**TASK BRIEF**.
All entries should be copied exactly; the pictures stay out.

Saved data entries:
'''
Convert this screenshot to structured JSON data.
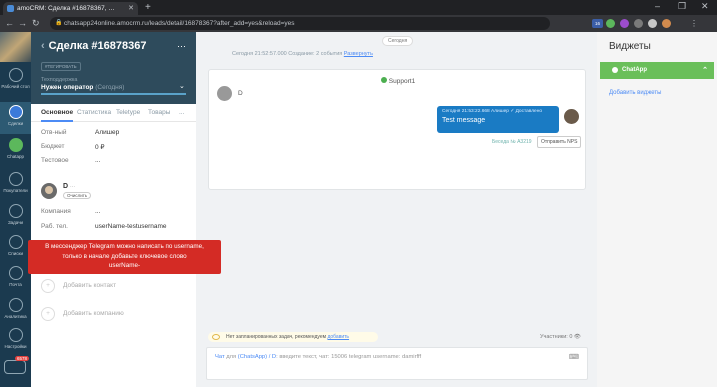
{
  "browser": {
    "tab_title": "amoCRM: Сделка #16878367, …",
    "url": "chatsapp24online.amocrm.ru/leads/detail/16878367?after_add=yes&reload=yes",
    "ext_badge": "16"
  },
  "sidebar": {
    "items": [
      {
        "label": "Рабочий стол"
      },
      {
        "label": "Сделки"
      },
      {
        "label": "Chatapp"
      },
      {
        "label": "Покупатели"
      },
      {
        "label": "Задачи"
      },
      {
        "label": "Списки"
      },
      {
        "label": "Почта"
      },
      {
        "label": "Аналитика"
      },
      {
        "label": "Настройки"
      }
    ],
    "notif_count": "6578"
  },
  "lead": {
    "title": "Сделка #16878367",
    "tag_button": "#ТЕГИРОВАТЬ",
    "pipeline": "Техподдержка",
    "stage": "Нужен оператор",
    "stage_time": "(Сегодня)",
    "tabs": [
      "Основное",
      "Статистика",
      "Teletype",
      "Товары",
      "..."
    ],
    "fields": [
      {
        "label": "Отв-ный",
        "value": "Алишер"
      },
      {
        "label": "Бюджет",
        "value": "0 ₽"
      },
      {
        "label": "Тестовое",
        "value": "..."
      }
    ],
    "contact": {
      "name": "D",
      "name_tail": "···",
      "badge": "Очислить",
      "company_label": "Компания",
      "company_value": "...",
      "phone_label": "Раб. тел.",
      "phone_value": "userName-testusername"
    },
    "add_contact": "Добавить контакт",
    "add_company": "Добавить компанию"
  },
  "tooltip": {
    "line1": "В мессенджер Telegram можно написать по username,",
    "line2": "только в начале добавьте ключевое слово",
    "line3": "userName-"
  },
  "feed": {
    "today": "Сегодня",
    "created": "Сегодня 21:52:57.000 Создание: 2 события",
    "created_link": "Развернуть",
    "chat": {
      "title": "Support1",
      "incoming": "D",
      "out_meta": "Сегодня 21:53:22.668 Алишер  ✓ Доставлено",
      "out_text": "Test message",
      "conversation": "Беседа № А3219",
      "nps_button": "Отправить NPS"
    },
    "notask": "Нет запланированных задач, рекомендуем",
    "notask_link": "добавить",
    "watchers": "Участники: 0",
    "composer": {
      "chat_word": "Чат",
      "for_word": " для ",
      "target": "(ChatsApp) / D",
      "placeholder": ": введите текст, чат: 15006 telegram username: damirfff"
    }
  },
  "widgets": {
    "title": "Виджеты",
    "chatapp": "ChatApp",
    "add": "Добавить виджеты"
  }
}
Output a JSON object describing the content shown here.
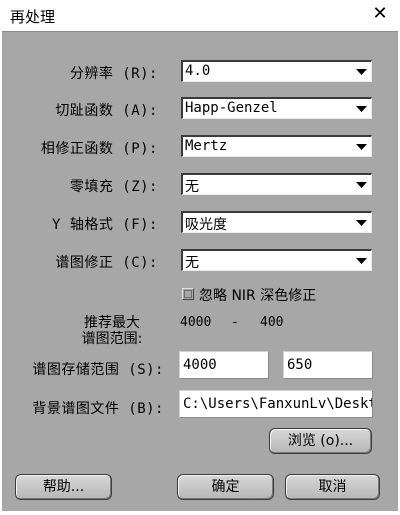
{
  "window": {
    "title": "再处理",
    "close_glyph": "✕"
  },
  "fields": {
    "resolution": {
      "label": "分辨率 (R):",
      "value": "4.0"
    },
    "apodization": {
      "label": "切趾函数 (A):",
      "value": "Happ-Genzel"
    },
    "phase_correction": {
      "label": "相修正函数 (P):",
      "value": "Mertz"
    },
    "zero_filling": {
      "label": "零填充 (Z):",
      "value": "无"
    },
    "y_axis_format": {
      "label": "Y 轴格式 (F):",
      "value": "吸光度"
    },
    "spectrum_correction": {
      "label": "谱图修正 (C):",
      "value": "无"
    }
  },
  "ignore_nir": {
    "label": "忽略 NIR 深色修正",
    "checked": false
  },
  "recommended_range": {
    "label_line1": "推荐最大",
    "label_line2": "谱图范围:",
    "max": "4000",
    "dash": "-",
    "min": "400"
  },
  "storage_range": {
    "label": "谱图存储范围 (S):",
    "from": "4000",
    "to": "650"
  },
  "background_file": {
    "label": "背景谱图文件 (B):",
    "value": "C:\\Users\\FanxunLv\\Desktc"
  },
  "buttons": {
    "browse": "浏览 (o)...",
    "help": "帮助...",
    "ok": "确定",
    "cancel": "取消"
  },
  "icons": {
    "dropdown": "triangle-down-icon",
    "close": "close-icon"
  }
}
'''
**YOUR SOLUTION**.
Convert this screenshot to structured JSON data.
{
  "browser": {
    "tab_title": "amoCRM: Сделка #16878367, …",
    "url": "chatsapp24online.amocrm.ru/leads/detail/16878367?after_add=yes&reload=yes",
    "ext_badge": "16"
  },
  "sidebar": {
    "items": [
      {
        "label": "Рабочий стол"
      },
      {
        "label": "Сделки"
      },
      {
        "label": "Chatapp"
      },
      {
        "label": "Покупатели"
      },
      {
        "label": "Задачи"
      },
      {
        "label": "Списки"
      },
      {
        "label": "Почта"
      },
      {
        "label": "Аналитика"
      },
      {
        "label": "Настройки"
      }
    ],
    "notif_count": "6578"
  },
  "lead": {
    "title": "Сделка #16878367",
    "tag_button": "#ТЕГИРОВАТЬ",
    "pipeline": "Техподдержка",
    "stage": "Нужен оператор",
    "stage_time": "(Сегодня)",
    "tabs": [
      "Основное",
      "Статистика",
      "Teletype",
      "Товары",
      "..."
    ],
    "fields": [
      {
        "label": "Отв-ный",
        "value": "Алишер"
      },
      {
        "label": "Бюджет",
        "value": "0 ₽"
      },
      {
        "label": "Тестовое",
        "value": "..."
      }
    ],
    "contact": {
      "name": "D",
      "name_tail": "···",
      "badge": "Очислить",
      "company_label": "Компания",
      "company_value": "...",
      "phone_label": "Раб. тел.",
      "phone_value": "userName-testusername"
    },
    "add_contact": "Добавить контакт",
    "add_company": "Добавить компанию"
  },
  "tooltip": {
    "line1": "В мессенджер Telegram можно написать по username,",
    "line2": "только в начале добавьте ключевое слово",
    "line3": "userName-"
  },
  "feed": {
    "today": "Сегодня",
    "created": "Сегодня 21:52:57.000 Создание: 2 события",
    "created_link": "Развернуть",
    "chat": {
      "title": "Support1",
      "incoming": "D",
      "out_meta": "Сегодня 21:53:22.668 Алишер  ✓ Доставлено",
      "out_text": "Test message",
      "conversation": "Беседа № А3219",
      "nps_button": "Отправить NPS"
    },
    "notask": "Нет запланированных задач, рекомендуем",
    "notask_link": "добавить",
    "watchers": "Участники: 0",
    "composer": {
      "chat_word": "Чат",
      "for_word": " для ",
      "target": "(ChatsApp) / D",
      "placeholder": ": введите текст, чат: 15006 telegram username: damirfff"
    }
  },
  "widgets": {
    "title": "Виджеты",
    "chatapp": "ChatApp",
    "add": "Добавить виджеты"
  }
}
Output a JSON object describing the content shown here.
{
  "window": {
    "title": "再处理",
    "close_glyph": "✕"
  },
  "fields": {
    "resolution": {
      "label": "分辨率 (R):",
      "value": "4.0"
    },
    "apodization": {
      "label": "切趾函数 (A):",
      "value": "Happ-Genzel"
    },
    "phase_correction": {
      "label": "相修正函数 (P):",
      "value": "Mertz"
    },
    "zero_filling": {
      "label": "零填充 (Z):",
      "value": "无"
    },
    "y_axis_format": {
      "label": "Y 轴格式 (F):",
      "value": "吸光度"
    },
    "spectrum_correction": {
      "label": "谱图修正 (C):",
      "value": "无"
    }
  },
  "ignore_nir": {
    "label": "忽略 NIR 深色修正",
    "checked": false
  },
  "recommended_range": {
    "label_line1": "推荐最大",
    "label_line2": "谱图范围:",
    "max": "4000",
    "dash": "-",
    "min": "400"
  },
  "storage_range": {
    "label": "谱图存储范围 (S):",
    "from": "4000",
    "to": "650"
  },
  "background_file": {
    "label": "背景谱图文件 (B):",
    "value": "C:\\Users\\FanxunLv\\Desktc"
  },
  "buttons": {
    "browse": "浏览 (o)...",
    "help": "帮助...",
    "ok": "确定",
    "cancel": "取消"
  },
  "icons": {
    "dropdown": "triangle-down-icon",
    "close": "close-icon"
  }
}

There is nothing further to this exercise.